Your objective:
Give the number of lines in the entries that contain "icon". State only the count.

Task material:
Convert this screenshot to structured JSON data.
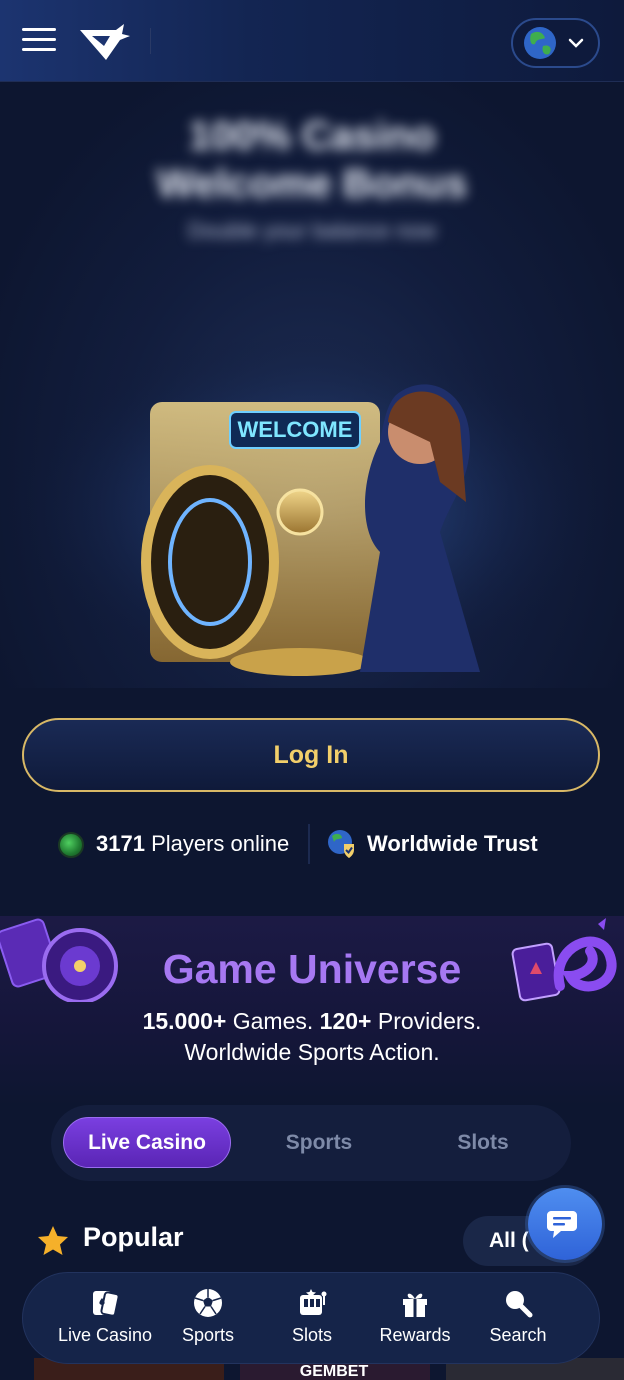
{
  "header": {
    "menu_icon": "hamburger-icon",
    "logo_icon": "gembet-logo-icon",
    "language_icon": "globe-icon"
  },
  "hero": {
    "title_line1": "100% Casino",
    "title_line2": "Welcome Bonus",
    "subtitle": "Double your balance now",
    "badge_text": "WELCOME"
  },
  "login": {
    "label": "Log In"
  },
  "stats": {
    "players_count": "3171",
    "players_label": "Players online",
    "trust_label": "Worldwide Trust"
  },
  "universe": {
    "title": "Game Universe",
    "games_count": "15.000+",
    "games_label": "Games.",
    "providers_count": "120+",
    "providers_label": "Providers.",
    "line2": "Worldwide Sports Action."
  },
  "tabs": [
    {
      "label": "Live Casino",
      "active": true
    },
    {
      "label": "Sports",
      "active": false
    },
    {
      "label": "Slots",
      "active": false
    }
  ],
  "popular": {
    "title": "Popular",
    "all_label": "All (",
    "star_icon": "star-icon"
  },
  "bottom_nav": [
    {
      "label": "Live Casino",
      "icon": "cards-icon"
    },
    {
      "label": "Sports",
      "icon": "soccer-ball-icon"
    },
    {
      "label": "Slots",
      "icon": "slot-machine-icon"
    },
    {
      "label": "Rewards",
      "icon": "gift-icon"
    },
    {
      "label": "Search",
      "icon": "search-icon"
    }
  ],
  "colors": {
    "background": "#0d1630",
    "accent_gold": "#f2cf6a",
    "accent_purple": "#a678f2",
    "chat_blue": "#3a74e0"
  },
  "thumbnail_text": "GEMBET"
}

Solved exercise:
9